Please restate the records below verbatim, omitting every image they hold.

[Opening Data extracts section]

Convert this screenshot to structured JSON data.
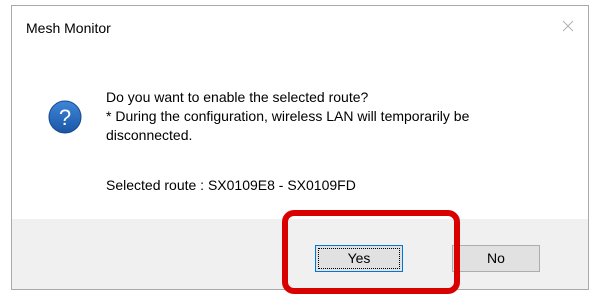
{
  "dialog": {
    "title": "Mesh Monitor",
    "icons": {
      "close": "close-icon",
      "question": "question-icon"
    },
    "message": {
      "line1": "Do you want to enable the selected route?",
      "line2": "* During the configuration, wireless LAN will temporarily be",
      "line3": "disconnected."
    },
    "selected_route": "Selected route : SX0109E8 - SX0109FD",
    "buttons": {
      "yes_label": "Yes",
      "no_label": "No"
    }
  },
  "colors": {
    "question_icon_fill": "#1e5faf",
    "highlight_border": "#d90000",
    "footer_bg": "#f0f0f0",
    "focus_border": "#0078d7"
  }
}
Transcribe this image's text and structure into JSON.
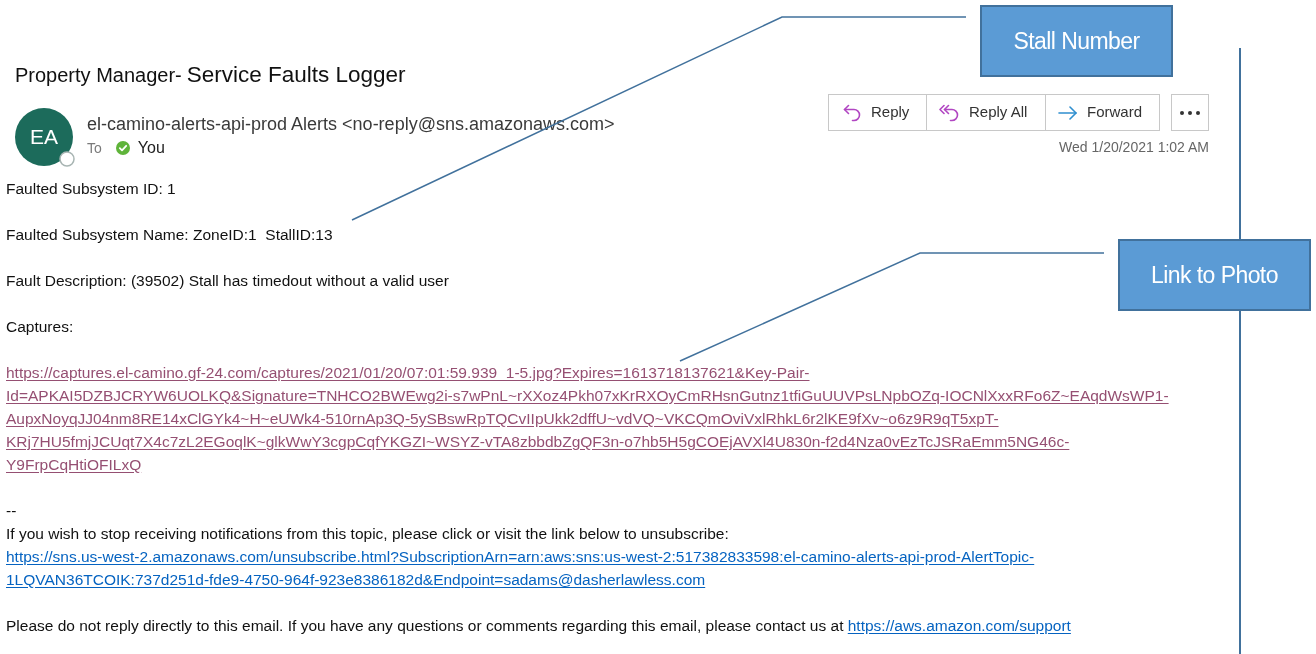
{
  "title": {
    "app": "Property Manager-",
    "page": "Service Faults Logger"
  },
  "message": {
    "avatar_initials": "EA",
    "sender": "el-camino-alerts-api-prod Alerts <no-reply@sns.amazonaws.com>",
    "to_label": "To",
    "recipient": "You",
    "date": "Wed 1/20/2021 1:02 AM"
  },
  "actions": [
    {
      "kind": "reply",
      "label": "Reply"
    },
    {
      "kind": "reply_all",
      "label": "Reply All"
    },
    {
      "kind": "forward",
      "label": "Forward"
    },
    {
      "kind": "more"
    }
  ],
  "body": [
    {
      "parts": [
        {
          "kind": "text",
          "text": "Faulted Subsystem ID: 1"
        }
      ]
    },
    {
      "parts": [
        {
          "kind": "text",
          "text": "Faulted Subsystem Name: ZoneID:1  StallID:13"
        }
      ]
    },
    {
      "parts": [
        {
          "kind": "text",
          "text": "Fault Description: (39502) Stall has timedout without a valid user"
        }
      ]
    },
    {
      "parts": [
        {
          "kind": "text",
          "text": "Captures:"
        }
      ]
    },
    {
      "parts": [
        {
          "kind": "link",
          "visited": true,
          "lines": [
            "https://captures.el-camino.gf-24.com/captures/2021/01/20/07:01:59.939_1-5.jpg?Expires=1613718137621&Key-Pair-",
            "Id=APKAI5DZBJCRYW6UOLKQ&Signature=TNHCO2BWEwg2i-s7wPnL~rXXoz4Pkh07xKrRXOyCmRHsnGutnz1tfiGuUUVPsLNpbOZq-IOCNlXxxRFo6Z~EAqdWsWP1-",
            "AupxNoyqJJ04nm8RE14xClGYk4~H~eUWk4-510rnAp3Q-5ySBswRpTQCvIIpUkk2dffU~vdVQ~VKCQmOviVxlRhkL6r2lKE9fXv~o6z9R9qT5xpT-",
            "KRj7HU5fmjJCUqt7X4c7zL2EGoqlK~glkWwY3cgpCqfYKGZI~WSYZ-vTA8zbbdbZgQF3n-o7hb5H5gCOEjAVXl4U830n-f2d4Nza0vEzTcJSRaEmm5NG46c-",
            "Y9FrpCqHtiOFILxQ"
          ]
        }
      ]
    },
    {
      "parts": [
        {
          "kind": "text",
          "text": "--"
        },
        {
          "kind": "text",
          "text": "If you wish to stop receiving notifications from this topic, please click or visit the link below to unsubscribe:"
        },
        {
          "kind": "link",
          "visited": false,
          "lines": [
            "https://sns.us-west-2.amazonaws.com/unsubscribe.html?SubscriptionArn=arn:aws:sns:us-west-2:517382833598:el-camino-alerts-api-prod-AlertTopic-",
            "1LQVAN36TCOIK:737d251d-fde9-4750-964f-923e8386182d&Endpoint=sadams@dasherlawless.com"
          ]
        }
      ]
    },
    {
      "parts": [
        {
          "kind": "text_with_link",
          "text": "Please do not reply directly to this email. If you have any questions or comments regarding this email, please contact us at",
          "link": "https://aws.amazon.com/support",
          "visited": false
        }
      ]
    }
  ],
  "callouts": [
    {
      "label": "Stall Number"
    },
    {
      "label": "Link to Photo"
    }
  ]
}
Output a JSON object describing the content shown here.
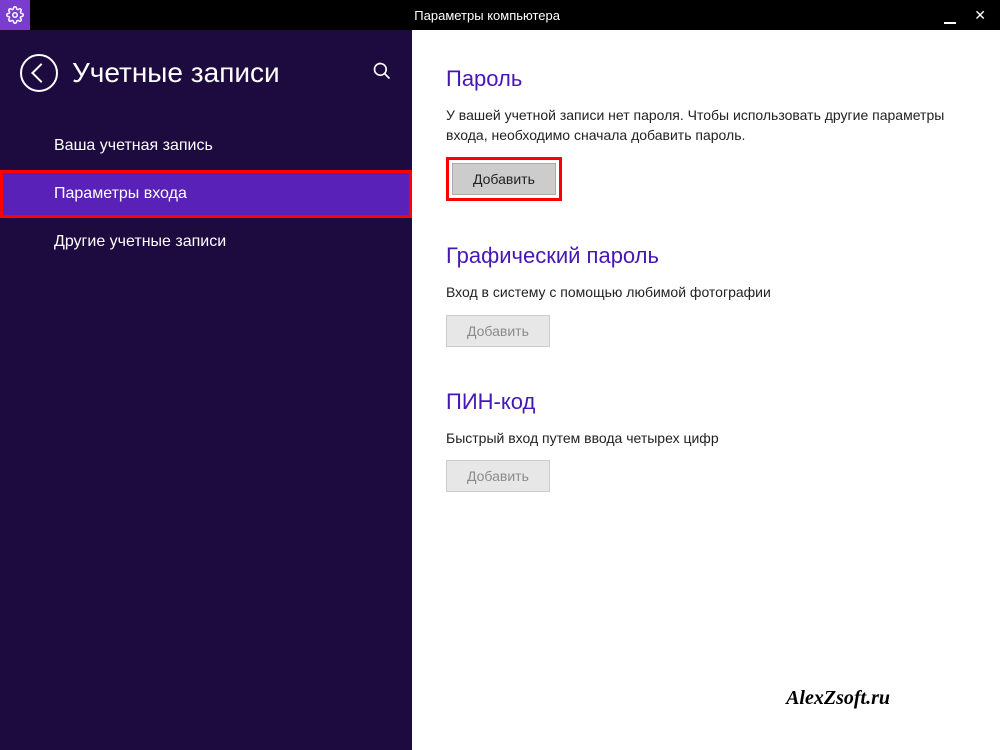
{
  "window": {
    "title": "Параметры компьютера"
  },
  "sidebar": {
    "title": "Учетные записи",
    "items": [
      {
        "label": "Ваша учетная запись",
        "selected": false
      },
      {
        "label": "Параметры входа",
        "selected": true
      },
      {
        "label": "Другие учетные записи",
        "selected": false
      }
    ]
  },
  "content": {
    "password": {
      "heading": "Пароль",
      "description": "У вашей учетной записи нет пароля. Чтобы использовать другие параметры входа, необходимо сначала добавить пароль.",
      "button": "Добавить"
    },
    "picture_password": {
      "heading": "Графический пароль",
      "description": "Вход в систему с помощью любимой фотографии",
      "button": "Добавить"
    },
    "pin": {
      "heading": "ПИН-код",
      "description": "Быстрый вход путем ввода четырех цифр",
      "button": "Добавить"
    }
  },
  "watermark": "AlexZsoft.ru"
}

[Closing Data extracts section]

• **Result**
Convert this screenshot to structured JSON data.
{
  "dialog": {
    "title": "Mesh Monitor",
    "icons": {
      "close": "close-icon",
      "question": "question-icon"
    },
    "message": {
      "line1": "Do you want to enable the selected route?",
      "line2": "* During the configuration, wireless LAN will temporarily be",
      "line3": "disconnected."
    },
    "selected_route": "Selected route : SX0109E8 - SX0109FD",
    "buttons": {
      "yes_label": "Yes",
      "no_label": "No"
    }
  },
  "colors": {
    "question_icon_fill": "#1e5faf",
    "highlight_border": "#d90000",
    "footer_bg": "#f0f0f0",
    "focus_border": "#0078d7"
  }
}
Transcribe this image's text and structure into JSON.
{
  "title": {
    "app": "Property Manager-",
    "page": "Service Faults Logger"
  },
  "message": {
    "avatar_initials": "EA",
    "sender": "el-camino-alerts-api-prod Alerts <no-reply@sns.amazonaws.com>",
    "to_label": "To",
    "recipient": "You",
    "date": "Wed 1/20/2021 1:02 AM"
  },
  "actions": [
    {
      "kind": "reply",
      "label": "Reply"
    },
    {
      "kind": "reply_all",
      "label": "Reply All"
    },
    {
      "kind": "forward",
      "label": "Forward"
    },
    {
      "kind": "more"
    }
  ],
  "body": [
    {
      "parts": [
        {
          "kind": "text",
          "text": "Faulted Subsystem ID: 1"
        }
      ]
    },
    {
      "parts": [
        {
          "kind": "text",
          "text": "Faulted Subsystem Name: ZoneID:1  StallID:13"
        }
      ]
    },
    {
      "parts": [
        {
          "kind": "text",
          "text": "Fault Description: (39502) Stall has timedout without a valid user"
        }
      ]
    },
    {
      "parts": [
        {
          "kind": "text",
          "text": "Captures:"
        }
      ]
    },
    {
      "parts": [
        {
          "kind": "link",
          "visited": true,
          "lines": [
            "https://captures.el-camino.gf-24.com/captures/2021/01/20/07:01:59.939_1-5.jpg?Expires=1613718137621&Key-Pair-",
            "Id=APKAI5DZBJCRYW6UOLKQ&Signature=TNHCO2BWEwg2i-s7wPnL~rXXoz4Pkh07xKrRXOyCmRHsnGutnz1tfiGuUUVPsLNpbOZq-IOCNlXxxRFo6Z~EAqdWsWP1-",
            "AupxNoyqJJ04nm8RE14xClGYk4~H~eUWk4-510rnAp3Q-5ySBswRpTQCvIIpUkk2dffU~vdVQ~VKCQmOviVxlRhkL6r2lKE9fXv~o6z9R9qT5xpT-",
            "KRj7HU5fmjJCUqt7X4c7zL2EGoqlK~glkWwY3cgpCqfYKGZI~WSYZ-vTA8zbbdbZgQF3n-o7hb5H5gCOEjAVXl4U830n-f2d4Nza0vEzTcJSRaEmm5NG46c-",
            "Y9FrpCqHtiOFILxQ"
          ]
        }
      ]
    },
    {
      "parts": [
        {
          "kind": "text",
          "text": "--"
        },
        {
          "kind": "text",
          "text": "If you wish to stop receiving notifications from this topic, please click or visit the link below to unsubscribe:"
        },
        {
          "kind": "link",
          "visited": false,
          "lines": [
            "https://sns.us-west-2.amazonaws.com/unsubscribe.html?SubscriptionArn=arn:aws:sns:us-west-2:517382833598:el-camino-alerts-api-prod-AlertTopic-",
            "1LQVAN36TCOIK:737d251d-fde9-4750-964f-923e8386182d&Endpoint=sadams@dasherlawless.com"
          ]
        }
      ]
    },
    {
      "parts": [
        {
          "kind": "text_with_link",
          "text": "Please do not reply directly to this email. If you have any questions or comments regarding this email, please contact us at",
          "link": "https://aws.amazon.com/support",
          "visited": false
        }
      ]
    }
  ],
  "callouts": [
    {
      "label": "Stall Number"
    },
    {
      "label": "Link to Photo"
    }
  ]
}
Output a JSON object describing the content shown here.
{
  "window": {
    "title": "Параметры компьютера"
  },
  "sidebar": {
    "title": "Учетные записи",
    "items": [
      {
        "label": "Ваша учетная запись",
        "selected": false
      },
      {
        "label": "Параметры входа",
        "selected": true
      },
      {
        "label": "Другие учетные записи",
        "selected": false
      }
    ]
  },
  "content": {
    "password": {
      "heading": "Пароль",
      "description": "У вашей учетной записи нет пароля. Чтобы использовать другие параметры входа, необходимо сначала добавить пароль.",
      "button": "Добавить"
    },
    "picture_password": {
      "heading": "Графический пароль",
      "description": "Вход в систему с помощью любимой фотографии",
      "button": "Добавить"
    },
    "pin": {
      "heading": "ПИН-код",
      "description": "Быстрый вход путем ввода четырех цифр",
      "button": "Добавить"
    }
  },
  "watermark": "AlexZsoft.ru"
}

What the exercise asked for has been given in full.